George Lopez and Jeffy are just two of the seven dogs sitting in their kennels at the James River Humane Society waiting for someone to give them some attention.
Jennie Barnard, president of the board at the JRHS, said the need for volunteers is great, especially finding people to help with the dogs more than cats.
“The primary need we have right now is for dog volunteers more than cats,” Barnard said. “That’s our biggest need right now. But we can always use cat volunteers as well.”
All volunteers can help by socializing the animals, as well as feeding them and cleaning their cages, kennels or litter boxes during the evening hours, Barnard said. The shelter currently has 24 cats and seven dogs of all ages. All animals are healthy and ready to interact with the volunteers until they find a home.
“As soon as they come in, we take them to the veterinarian and have them checked out,” Barnard said. “So, they’re definitely well taken care of here.”
This time of the year is particularly difficult because students who often help at the animal shelter graduate high school or college, added Kris Meidinger, dog manager at JRHS.
“School is going to finish, and kids are graduating,” Meidinger said. “So, we’re losing quite a few people.”
The shelter, Barnard said, is also looking for volunteers to help with lawn care. Duties include mowing the lawn once a week and maintaining the pet cemetery next to the office.

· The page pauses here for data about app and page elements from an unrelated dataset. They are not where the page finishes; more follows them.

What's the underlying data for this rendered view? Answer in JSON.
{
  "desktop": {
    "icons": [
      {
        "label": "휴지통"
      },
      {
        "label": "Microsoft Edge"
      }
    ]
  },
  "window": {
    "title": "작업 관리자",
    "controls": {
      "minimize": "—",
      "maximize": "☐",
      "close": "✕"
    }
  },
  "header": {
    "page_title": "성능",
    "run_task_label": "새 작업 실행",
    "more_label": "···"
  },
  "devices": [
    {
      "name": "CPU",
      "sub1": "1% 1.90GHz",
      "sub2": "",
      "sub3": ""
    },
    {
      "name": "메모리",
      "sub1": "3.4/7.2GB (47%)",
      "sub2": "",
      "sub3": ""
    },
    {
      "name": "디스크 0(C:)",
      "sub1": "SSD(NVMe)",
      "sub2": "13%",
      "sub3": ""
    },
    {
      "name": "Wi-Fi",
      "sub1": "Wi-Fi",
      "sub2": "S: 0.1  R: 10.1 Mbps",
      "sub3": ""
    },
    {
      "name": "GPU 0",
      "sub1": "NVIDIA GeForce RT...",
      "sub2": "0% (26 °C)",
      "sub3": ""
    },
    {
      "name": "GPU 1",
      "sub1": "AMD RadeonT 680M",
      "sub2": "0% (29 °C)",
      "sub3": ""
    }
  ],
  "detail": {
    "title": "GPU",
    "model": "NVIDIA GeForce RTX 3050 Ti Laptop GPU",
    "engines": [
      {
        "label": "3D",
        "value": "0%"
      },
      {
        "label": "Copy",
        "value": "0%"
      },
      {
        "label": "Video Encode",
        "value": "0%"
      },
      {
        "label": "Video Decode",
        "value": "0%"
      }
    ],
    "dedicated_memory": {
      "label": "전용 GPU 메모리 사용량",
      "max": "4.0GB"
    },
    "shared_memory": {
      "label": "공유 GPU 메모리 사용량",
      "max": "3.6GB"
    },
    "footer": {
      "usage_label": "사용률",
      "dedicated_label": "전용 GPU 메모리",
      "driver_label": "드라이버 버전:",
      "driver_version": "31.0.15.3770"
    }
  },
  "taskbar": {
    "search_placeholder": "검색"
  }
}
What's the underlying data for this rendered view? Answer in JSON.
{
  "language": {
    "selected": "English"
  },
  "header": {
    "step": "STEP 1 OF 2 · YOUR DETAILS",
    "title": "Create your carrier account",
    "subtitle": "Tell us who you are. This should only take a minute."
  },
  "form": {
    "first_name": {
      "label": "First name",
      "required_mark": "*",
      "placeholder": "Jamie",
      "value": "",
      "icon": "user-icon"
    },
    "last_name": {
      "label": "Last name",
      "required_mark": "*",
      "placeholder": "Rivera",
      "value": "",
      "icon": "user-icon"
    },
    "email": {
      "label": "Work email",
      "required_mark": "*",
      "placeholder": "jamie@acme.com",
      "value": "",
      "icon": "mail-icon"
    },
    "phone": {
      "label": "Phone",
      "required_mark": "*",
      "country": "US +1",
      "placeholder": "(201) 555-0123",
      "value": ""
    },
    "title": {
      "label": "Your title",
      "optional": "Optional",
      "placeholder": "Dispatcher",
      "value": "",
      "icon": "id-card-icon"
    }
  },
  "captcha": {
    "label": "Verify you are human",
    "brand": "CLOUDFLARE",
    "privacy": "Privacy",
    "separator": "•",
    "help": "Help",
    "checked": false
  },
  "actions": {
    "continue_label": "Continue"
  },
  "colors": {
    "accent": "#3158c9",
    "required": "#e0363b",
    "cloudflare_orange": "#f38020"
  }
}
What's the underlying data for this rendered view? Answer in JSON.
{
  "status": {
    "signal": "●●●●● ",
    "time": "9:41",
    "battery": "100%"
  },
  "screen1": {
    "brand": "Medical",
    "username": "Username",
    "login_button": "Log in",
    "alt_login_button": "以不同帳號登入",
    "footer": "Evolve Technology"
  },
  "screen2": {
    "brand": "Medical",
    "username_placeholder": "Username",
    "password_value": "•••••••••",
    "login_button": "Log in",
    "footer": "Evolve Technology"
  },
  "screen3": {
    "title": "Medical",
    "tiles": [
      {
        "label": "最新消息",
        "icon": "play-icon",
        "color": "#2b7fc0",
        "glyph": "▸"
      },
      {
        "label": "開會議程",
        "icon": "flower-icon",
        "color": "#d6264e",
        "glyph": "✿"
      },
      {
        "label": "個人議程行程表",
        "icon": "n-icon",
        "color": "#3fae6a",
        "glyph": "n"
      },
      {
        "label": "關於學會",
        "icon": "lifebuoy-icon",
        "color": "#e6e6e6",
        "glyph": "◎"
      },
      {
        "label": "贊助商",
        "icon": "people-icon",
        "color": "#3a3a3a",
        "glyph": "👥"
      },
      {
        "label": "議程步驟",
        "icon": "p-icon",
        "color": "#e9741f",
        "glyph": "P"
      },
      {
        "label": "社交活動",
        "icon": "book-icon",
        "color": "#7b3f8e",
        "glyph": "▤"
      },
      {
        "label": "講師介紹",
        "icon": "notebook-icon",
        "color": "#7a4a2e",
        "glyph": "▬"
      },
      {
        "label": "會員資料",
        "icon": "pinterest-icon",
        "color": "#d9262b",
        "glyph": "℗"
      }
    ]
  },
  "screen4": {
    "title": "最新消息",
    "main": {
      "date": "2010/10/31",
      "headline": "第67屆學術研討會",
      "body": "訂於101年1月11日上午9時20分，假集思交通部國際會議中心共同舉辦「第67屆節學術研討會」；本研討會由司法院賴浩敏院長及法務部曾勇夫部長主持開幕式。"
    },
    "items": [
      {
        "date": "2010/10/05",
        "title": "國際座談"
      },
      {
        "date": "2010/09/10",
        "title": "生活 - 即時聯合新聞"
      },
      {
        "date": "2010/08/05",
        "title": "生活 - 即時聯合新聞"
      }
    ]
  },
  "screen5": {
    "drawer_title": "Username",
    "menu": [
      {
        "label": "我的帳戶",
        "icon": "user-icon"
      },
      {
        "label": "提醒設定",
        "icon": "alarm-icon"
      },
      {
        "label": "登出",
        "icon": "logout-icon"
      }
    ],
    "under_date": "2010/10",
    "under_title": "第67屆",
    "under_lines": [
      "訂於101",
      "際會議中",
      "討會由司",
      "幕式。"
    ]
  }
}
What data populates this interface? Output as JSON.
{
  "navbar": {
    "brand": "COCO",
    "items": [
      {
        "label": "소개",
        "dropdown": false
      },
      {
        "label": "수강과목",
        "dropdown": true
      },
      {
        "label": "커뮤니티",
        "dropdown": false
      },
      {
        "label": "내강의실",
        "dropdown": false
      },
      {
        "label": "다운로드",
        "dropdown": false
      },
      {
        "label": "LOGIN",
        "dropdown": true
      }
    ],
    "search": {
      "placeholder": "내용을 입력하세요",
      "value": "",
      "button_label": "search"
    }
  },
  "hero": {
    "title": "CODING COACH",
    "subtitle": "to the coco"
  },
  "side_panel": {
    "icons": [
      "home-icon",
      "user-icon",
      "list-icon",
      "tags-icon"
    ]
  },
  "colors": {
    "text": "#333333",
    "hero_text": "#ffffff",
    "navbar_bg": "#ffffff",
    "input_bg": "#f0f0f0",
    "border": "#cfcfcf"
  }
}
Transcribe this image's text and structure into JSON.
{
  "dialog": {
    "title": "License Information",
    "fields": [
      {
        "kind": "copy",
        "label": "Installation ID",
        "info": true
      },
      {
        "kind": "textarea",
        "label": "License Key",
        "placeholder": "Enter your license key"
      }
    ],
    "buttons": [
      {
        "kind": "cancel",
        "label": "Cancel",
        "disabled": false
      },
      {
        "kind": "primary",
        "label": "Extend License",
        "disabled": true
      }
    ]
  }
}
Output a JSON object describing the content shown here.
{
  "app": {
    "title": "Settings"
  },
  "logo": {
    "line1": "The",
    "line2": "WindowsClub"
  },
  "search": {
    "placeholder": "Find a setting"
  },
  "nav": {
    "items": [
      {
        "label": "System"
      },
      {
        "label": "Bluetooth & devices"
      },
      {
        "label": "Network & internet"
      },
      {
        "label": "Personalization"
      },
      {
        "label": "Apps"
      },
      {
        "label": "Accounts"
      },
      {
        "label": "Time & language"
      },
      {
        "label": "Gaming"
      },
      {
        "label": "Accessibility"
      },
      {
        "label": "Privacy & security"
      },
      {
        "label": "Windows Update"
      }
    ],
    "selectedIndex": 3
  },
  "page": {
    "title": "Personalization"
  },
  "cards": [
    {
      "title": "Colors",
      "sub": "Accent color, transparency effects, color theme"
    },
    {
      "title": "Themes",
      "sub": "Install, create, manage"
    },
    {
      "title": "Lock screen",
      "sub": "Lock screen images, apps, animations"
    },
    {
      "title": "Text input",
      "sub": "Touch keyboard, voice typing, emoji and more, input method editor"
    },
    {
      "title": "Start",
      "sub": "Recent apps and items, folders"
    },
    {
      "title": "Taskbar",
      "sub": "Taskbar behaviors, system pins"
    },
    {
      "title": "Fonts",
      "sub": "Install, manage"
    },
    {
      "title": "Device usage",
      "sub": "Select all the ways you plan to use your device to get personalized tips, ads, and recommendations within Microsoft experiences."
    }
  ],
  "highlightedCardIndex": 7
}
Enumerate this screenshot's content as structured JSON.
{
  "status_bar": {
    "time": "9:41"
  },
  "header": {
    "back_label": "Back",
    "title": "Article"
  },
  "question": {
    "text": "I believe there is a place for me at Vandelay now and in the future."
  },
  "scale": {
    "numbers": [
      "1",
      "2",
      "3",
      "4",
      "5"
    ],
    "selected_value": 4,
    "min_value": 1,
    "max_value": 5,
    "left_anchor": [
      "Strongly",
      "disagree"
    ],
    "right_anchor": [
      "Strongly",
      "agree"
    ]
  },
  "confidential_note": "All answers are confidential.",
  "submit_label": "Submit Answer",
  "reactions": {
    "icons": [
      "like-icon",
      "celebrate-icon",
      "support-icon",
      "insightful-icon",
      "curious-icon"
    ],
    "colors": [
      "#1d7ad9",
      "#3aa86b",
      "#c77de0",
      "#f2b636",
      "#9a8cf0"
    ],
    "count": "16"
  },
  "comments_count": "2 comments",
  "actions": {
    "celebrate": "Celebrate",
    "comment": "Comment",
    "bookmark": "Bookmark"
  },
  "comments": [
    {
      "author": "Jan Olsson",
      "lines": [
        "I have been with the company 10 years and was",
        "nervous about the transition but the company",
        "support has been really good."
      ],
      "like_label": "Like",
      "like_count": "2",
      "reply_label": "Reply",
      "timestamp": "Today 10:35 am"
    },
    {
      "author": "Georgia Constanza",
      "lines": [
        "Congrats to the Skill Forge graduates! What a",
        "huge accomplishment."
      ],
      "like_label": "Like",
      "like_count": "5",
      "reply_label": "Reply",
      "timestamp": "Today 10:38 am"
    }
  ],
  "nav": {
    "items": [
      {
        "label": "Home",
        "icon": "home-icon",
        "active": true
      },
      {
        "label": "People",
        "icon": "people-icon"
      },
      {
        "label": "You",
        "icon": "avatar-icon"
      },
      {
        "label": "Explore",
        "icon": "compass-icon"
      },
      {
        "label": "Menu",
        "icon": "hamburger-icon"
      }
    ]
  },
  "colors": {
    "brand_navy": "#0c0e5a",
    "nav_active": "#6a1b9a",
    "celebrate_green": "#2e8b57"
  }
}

“The other issue we have right now is the need for volunteers to help with the lawn care this summer,” Barnard said. “We need a few good people. The work can be hard, so we need some dedicated people to come in at least once a week.”
The JRHS also welcomes organizations to help with painting dog houses, planting flowers or picking up garbage. Upon signing up, volunteers undergo four training sessions to better understand how to socialize with the animals. After successful completion of the training, volunteers receive a key to enter the shelter at their convenience, Meidinger said.
“We understand we have to work with people’s schedules,” she said. “This way, volunteers can come in, be here for two hours playing and cleaning, and be able to do it when they can.”
Throughout the summer, the JRHS will also be busy relocating the dogs to a new building right next door, which is more spacious and has a larger recreational area for the dogs.
“We do have a new building that we’re hoping to open soon, but we don’t have a set time for that yet,” Barnard said. “In it, though, there will be an exercise area for the dogs for when it is snowy or muddy outside because exercise is important to the dogs.”
All dogs and cats are ready to find a home, Barnard said. Unfortunately, some of the animals currently at the JRHS have been there more than once because their owners could not keep them or could not move with them.
Although they are always welcome and will be cared for, Barnard said, the shelter’s objective is to find each animal a home.
“Our goal is to take care of them until they find their forever home,” she said. “That’s ultimately what we’re about.”
To volunteer, contact Meidinger at 252-0747.
Sun reporter Minerva Morato can be reached at 701-952-8453 or by e-mail at firstname.lastname@example.org